Overcoming common issues that arise with ethics applications 

Researchers should ask themselves these questions: 

  • Is the research a priority for Indigenous people? 
  • Does it have Indigenous leadership? 
  • Are those people listed aware or in agreeance with the roles and responsibilities? 
  • What evidence is there for community support or engagement? 
  • Demonstration of how and who you will engage with and how you have selected these participants. 
  • How will data sovereignty and Indigenous Cultural and Intellectual Property be managed? 
  • Is it truly co-designed? – Will partner Indigenous people and organisations make decisions on important matters concerning the research, conduct of the research, analysis of the data, interpretation of the findings and communication of the data? If not, maybe it is not co-designed. 
  • Codesign is something you start in the ideas stage, not after. The Indigenous partners need to be part of the constructing of the proposal. 
  • How will you identify cultural sensitivities and what will your policy on those be? 
  • Reciprocity – what can you give back and how can the community benefit? 

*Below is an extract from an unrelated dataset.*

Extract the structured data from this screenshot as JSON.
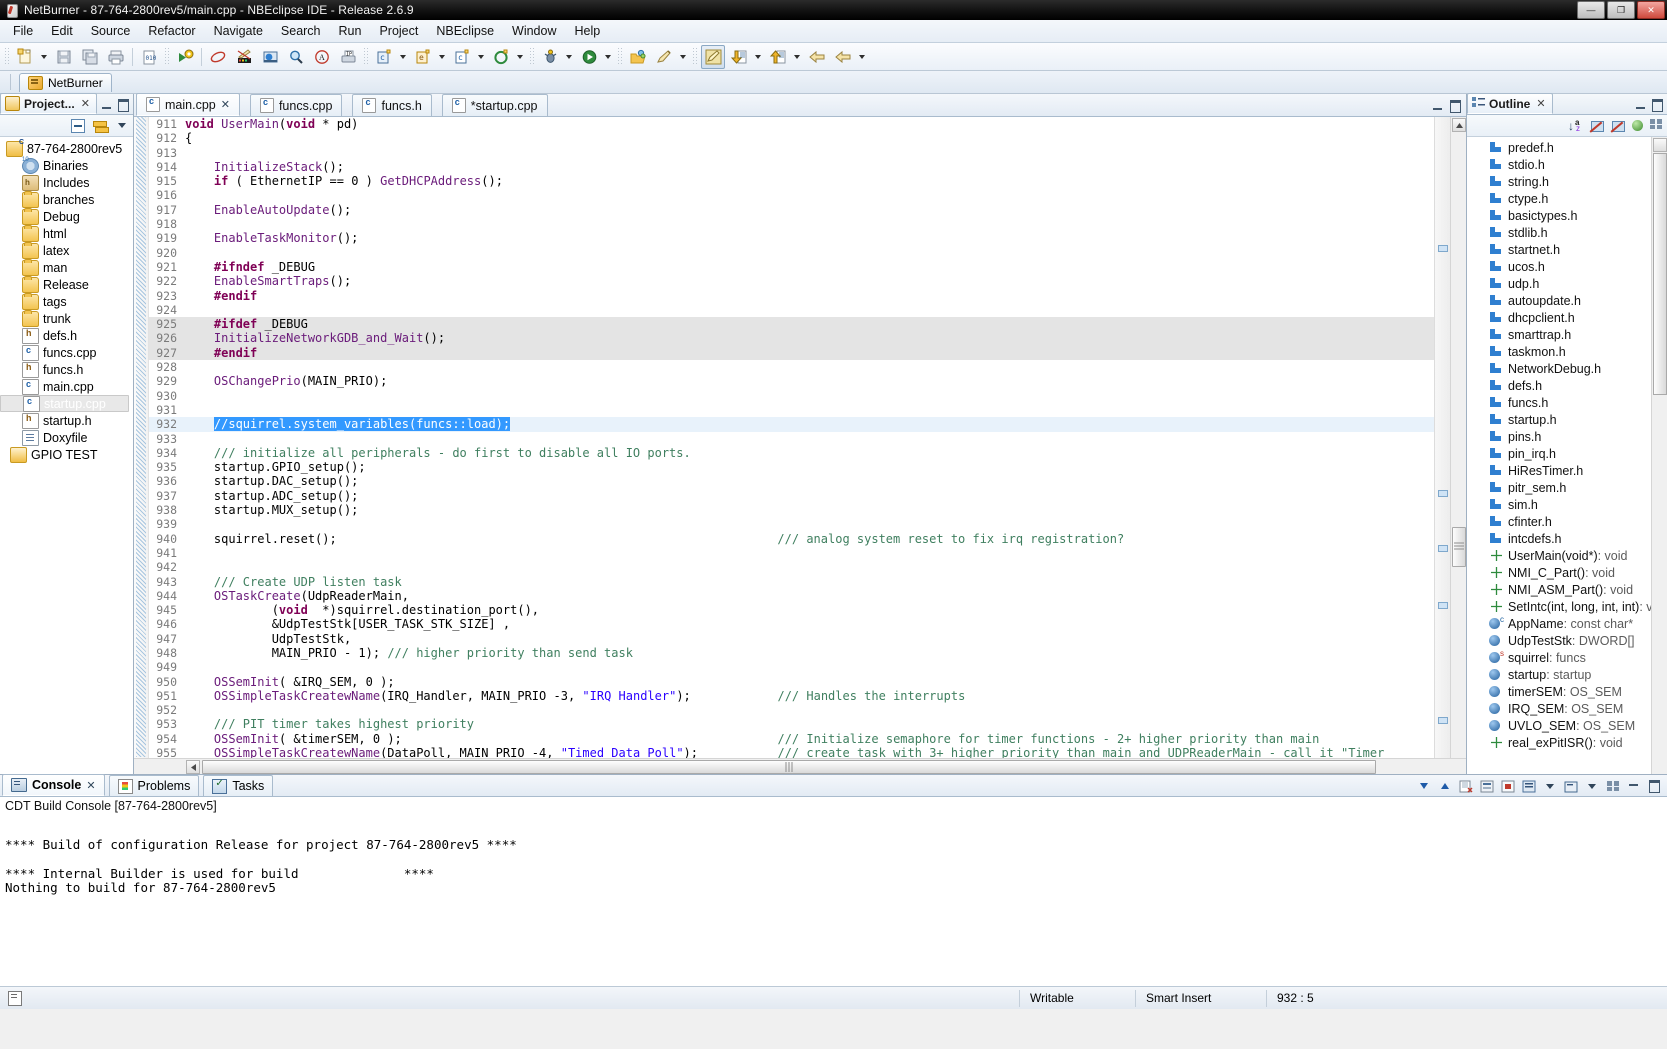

“I thought that I had a good understanding of ethics in relation to Indigenous engagement in research, but Mandy’s presentation gave me new insight into the subject. Her explanation and examples provided expert real-world experience coupled with practical applications. Many thanks, Mandy!” Jim Walker, Chairperson CRC TiME First Nations Advisory Team. 

“Many thanks to Mandy (and CRC TiME) for a generous and incredibly informative webinar. I did cringe a little when I realised the clumsy – albeit best-intentioned – mistakes I’d made on previous applications. I would highly recommend anyone undertaking the AIATSIS ethics process – which is no small undertaking – that your time is very well spent listening to these sage words first.” Comment from Dr Jess Reeves, Federation University. 

Further information: 

AIATSIS Code & Guide

National Statement on Ethical Conduct in Human Research

Australian Code for the Responsible Conduct of Research (plus subsidiary guidelines (e.g. data management and research misconduct)

The Foundations for Effective Indigenous Inclusion

First Nations Inclusion Strategy

United Nations Declaration On the Rights of Indigenous Peoples